There are few small things we can do to help us with that and today was a great example. Several of our faculty and staff did a drive by greeting with the sisters on the 4th floor. Yes, we miss them too and they miss us – so we drove in our individual cars through the parking lot and around the circle as the sisters all stood a safe distance away. Sharing signs, waving and blowing horns and kisses – it proved to be a rather joyous occasion. You can see a bit of it on the video here – enjoy!

We are finding news ways to experience community and show support for one another in these difficult days. They are proving fruitful in many ways not the least of which is appreciating the basic needs we have for each other and the simple ways we can share that. The sisters pray for us all the time! Let us all keep one another in prayers of petition and gratitude!

Embracing Father,
You grace each of us with equal measure in your love.
Let us learn to love our neighbors more deeply,
so that we can create
peaceful and just communities.
Inspire us to use our creative energies
to build the structures we need
to overcome the obstacles
of intolerance and indifference.
May Jesus provide us the example needed
and send the Spirit to warm our hearts for the journey.

—from Being Neighbor: The Catechism and Social Justice

Bringing the good news of the Easter story to life

During this Holy Week we recount the journey that Christ took into the darkest experience of human pain and suffering. And today, this journey of human suffering seems all to present to us with the COVID19 pandemic. Christ’s story has the joyful ending of resurrection to new life –  how can we find Easter joy in our current time? How can we apply the Easter story to this present moment? 

It might just be possible that Easter was made for moments like this! We see how the story of Christ’s passion unfolds and we also get to know how it ends. Of course, that alone is an inspiration! We don’t know for sure how our current story will end but we can have faith and imagine the ‘new life’ that can come from all of this.
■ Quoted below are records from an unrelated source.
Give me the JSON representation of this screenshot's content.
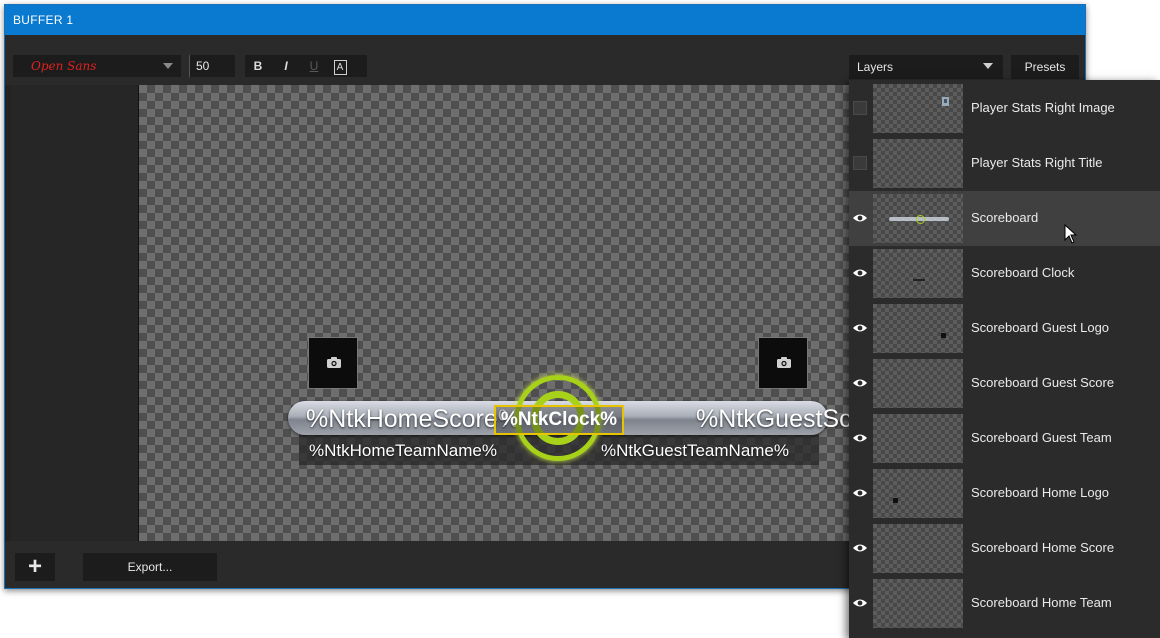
{
  "window": {
    "title": "BUFFER 1"
  },
  "toolbar": {
    "font_family": "Open Sans",
    "font_size": "50",
    "bold": "B",
    "italic": "I",
    "underline": "U",
    "outline": "A",
    "layers_select": "Layers",
    "presets_label": "Presets"
  },
  "canvas": {
    "home_score": "%NtkHomeScore%",
    "guest_score": "%NtkGuestScore%",
    "clock": "%NtkClock%",
    "home_team": "%NtkHomeTeamName%",
    "guest_team": "%NtkGuestTeamName%"
  },
  "bottombar": {
    "add_label": "+",
    "export_label": "Export..."
  },
  "layers": [
    {
      "name": "Player Stats Right Image",
      "visible": false
    },
    {
      "name": "Player Stats Right Title",
      "visible": false
    },
    {
      "name": "Scoreboard",
      "visible": true,
      "selected": true
    },
    {
      "name": "Scoreboard Clock",
      "visible": true
    },
    {
      "name": "Scoreboard Guest Logo",
      "visible": true
    },
    {
      "name": "Scoreboard Guest Score",
      "visible": true
    },
    {
      "name": "Scoreboard Guest Team",
      "visible": true
    },
    {
      "name": "Scoreboard Home Logo",
      "visible": true
    },
    {
      "name": "Scoreboard Home Score",
      "visible": true
    },
    {
      "name": "Scoreboard Home Team",
      "visible": true
    }
  ],
  "colors": {
    "titlebar": "#0a7ad0",
    "font_name": "#e02020",
    "ring": "#a8d21a",
    "clock_border": "#e7c400"
  }
}
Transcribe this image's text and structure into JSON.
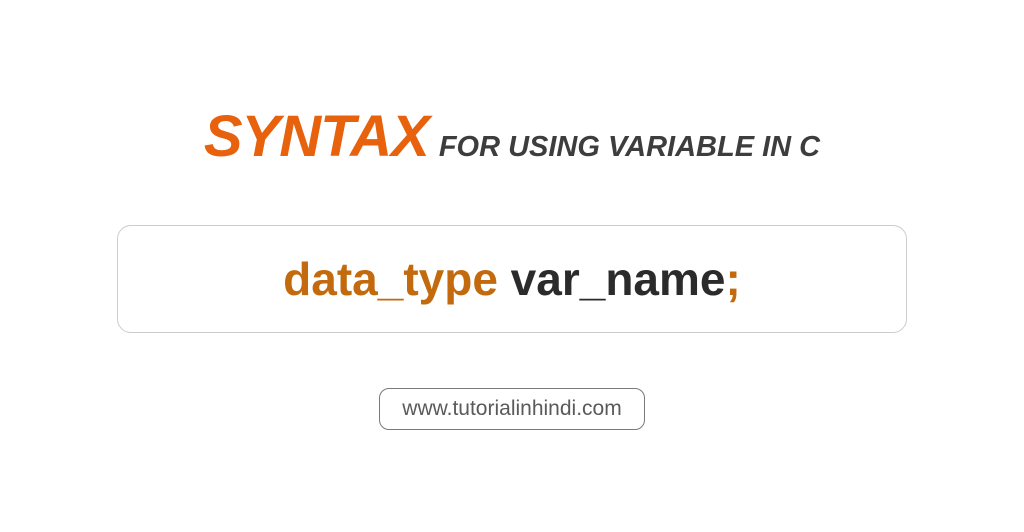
{
  "title": {
    "highlight": "SYNTAX",
    "rest": "FOR USING VARIABLE IN C"
  },
  "code": {
    "data_type": "data_type",
    "var_name": " var_name",
    "semicolon": ";"
  },
  "url": "www.tutorialinhindi.com"
}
We can hope for a good outcome and put that hope to work through our actions that do make a difference. There are so many in our community doing this already. Think of the health care workers who go to the frontlines every day to provide comfort and care for those who are suffering.

As we begin Holy Week, let us consider ways we bring about positive outcomes in our lives?  Perhaps we can work on a strained relationship, help out more around the house, be more supportive of a sibling, spend a little more time in prayer, be more loving to a sibling, appreciate the beautiful natural world God has given us – there are so many possibilities. The size of the action is not as important as the hope and love with which it is made. This can be the way we bring the good news of the Easter story to life and with it a joy-filled Easter season.

So inspired by the words of Mother Theresa, let us begin our Holy Week with great hope that we will indeed celebrate the joy of Easter.

“Yesterday is gone. Tomorrow has not yet come. We have only today. Let us begin.”                          Mother Theresa